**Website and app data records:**
____
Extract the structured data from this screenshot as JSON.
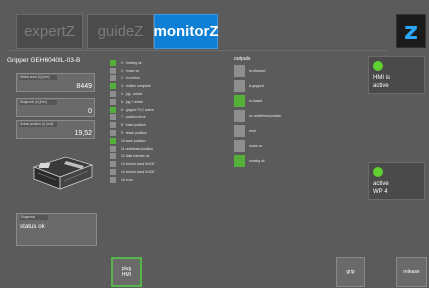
{
  "tabs": [
    {
      "label": "expertZ",
      "active": false
    },
    {
      "label": "guideZ",
      "active": false
    },
    {
      "label": "monitorZ",
      "active": true
    }
  ],
  "logo": {
    "text": "z",
    "color": "#2aa8ff"
  },
  "device": {
    "title": "Gripper GEH6040IL-03-B"
  },
  "fields": {
    "status": {
      "label": "Status word (h) [hex]",
      "value": "8449"
    },
    "diagnosis": {
      "label": "Diagnosis (h) [hex]",
      "value": "0"
    },
    "position": {
      "label": "Actual position (x) [mm]",
      "value": "19,52"
    }
  },
  "diagnosis_box": {
    "label": "Diagnosis",
    "value": "status ok"
  },
  "inputs": [
    {
      "text": "0 · homing ok",
      "on": true
    },
    {
      "text": "1 · motor on",
      "on": false
    },
    {
      "text": "2 · in motion",
      "on": false
    },
    {
      "text": "3 · motion complete",
      "on": true
    },
    {
      "text": "4 · jog - active",
      "on": false
    },
    {
      "text": "5 · jog + active",
      "on": false
    },
    {
      "text": "6 · gripper PLC active",
      "on": true
    },
    {
      "text": "7 · position error",
      "on": false
    },
    {
      "text": "8 · base position",
      "on": false
    },
    {
      "text": "9 · teach position",
      "on": false
    },
    {
      "text": "10 work position",
      "on": true
    },
    {
      "text": "11 undefined position",
      "on": false
    },
    {
      "text": "12 data transfer ok",
      "on": false
    },
    {
      "text": "13 control word 0x100",
      "on": false
    },
    {
      "text": "14 control word 0x200",
      "on": false
    },
    {
      "text": "15 error",
      "on": false
    }
  ],
  "outputs": {
    "title": "outputs",
    "items": [
      {
        "text": "is released",
        "on": false
      },
      {
        "text": "is gripped",
        "on": false
      },
      {
        "text": "is closed",
        "on": true
      },
      {
        "text": "no undefined position",
        "on": false
      },
      {
        "text": "error",
        "on": false
      },
      {
        "text": "motor on",
        "on": false
      },
      {
        "text": "homing ok",
        "on": true
      }
    ]
  },
  "status_panels": {
    "hmi": {
      "line1": "HMI is",
      "line2": "active",
      "color": "#5fd02f"
    },
    "wp": {
      "line1": "active",
      "line2": "WP 4",
      "color": "#5fd02f"
    }
  },
  "buttons": {
    "plug": {
      "line1": "plug",
      "line2": "HMI"
    },
    "grip": "grip",
    "release": "release"
  },
  "colors": {
    "accent": "#0d7fd4",
    "on": "#55b03a",
    "off": "#8e8e8e",
    "background": "#5b5b5b"
  }
}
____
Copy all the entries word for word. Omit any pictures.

**Result of this task:**
Extract the structured data from this screenshot as JSON.
{
  "tabs": [
    {
      "label": "expertZ",
      "active": false
    },
    {
      "label": "guideZ",
      "active": false
    },
    {
      "label": "monitorZ",
      "active": true
    }
  ],
  "logo": {
    "text": "z",
    "color": "#2aa8ff"
  },
  "device": {
    "title": "Gripper GEH6040IL-03-B"
  },
  "fields": {
    "status": {
      "label": "Status word (h) [hex]",
      "value": "8449"
    },
    "diagnosis": {
      "label": "Diagnosis (h) [hex]",
      "value": "0"
    },
    "position": {
      "label": "Actual position (x) [mm]",
      "value": "19,52"
    }
  },
  "diagnosis_box": {
    "label": "Diagnosis",
    "value": "status ok"
  },
  "inputs": [
    {
      "text": "0 · homing ok",
      "on": true
    },
    {
      "text": "1 · motor on",
      "on": false
    },
    {
      "text": "2 · in motion",
      "on": false
    },
    {
      "text": "3 · motion complete",
      "on": true
    },
    {
      "text": "4 · jog - active",
      "on": false
    },
    {
      "text": "5 · jog + active",
      "on": false
    },
    {
      "text": "6 · gripper PLC active",
      "on": true
    },
    {
      "text": "7 · position error",
      "on": false
    },
    {
      "text": "8 · base position",
      "on": false
    },
    {
      "text": "9 · teach position",
      "on": false
    },
    {
      "text": "10 work position",
      "on": true
    },
    {
      "text": "11 undefined position",
      "on": false
    },
    {
      "text": "12 data transfer ok",
      "on": false
    },
    {
      "text": "13 control word 0x100",
      "on": false
    },
    {
      "text": "14 control word 0x200",
      "on": false
    },
    {
      "text": "15 error",
      "on": false
    }
  ],
  "outputs": {
    "title": "outputs",
    "items": [
      {
        "text": "is released",
        "on": false
      },
      {
        "text": "is gripped",
        "on": false
      },
      {
        "text": "is closed",
        "on": true
      },
      {
        "text": "no undefined position",
        "on": false
      },
      {
        "text": "error",
        "on": false
      },
      {
        "text": "motor on",
        "on": false
      },
      {
        "text": "homing ok",
        "on": true
      }
    ]
  },
  "status_panels": {
    "hmi": {
      "line1": "HMI is",
      "line2": "active",
      "color": "#5fd02f"
    },
    "wp": {
      "line1": "active",
      "line2": "WP 4",
      "color": "#5fd02f"
    }
  },
  "buttons": {
    "plug": {
      "line1": "plug",
      "line2": "HMI"
    },
    "grip": "grip",
    "release": "release"
  },
  "colors": {
    "accent": "#0d7fd4",
    "on": "#55b03a",
    "off": "#8e8e8e",
    "background": "#5b5b5b"
  }
}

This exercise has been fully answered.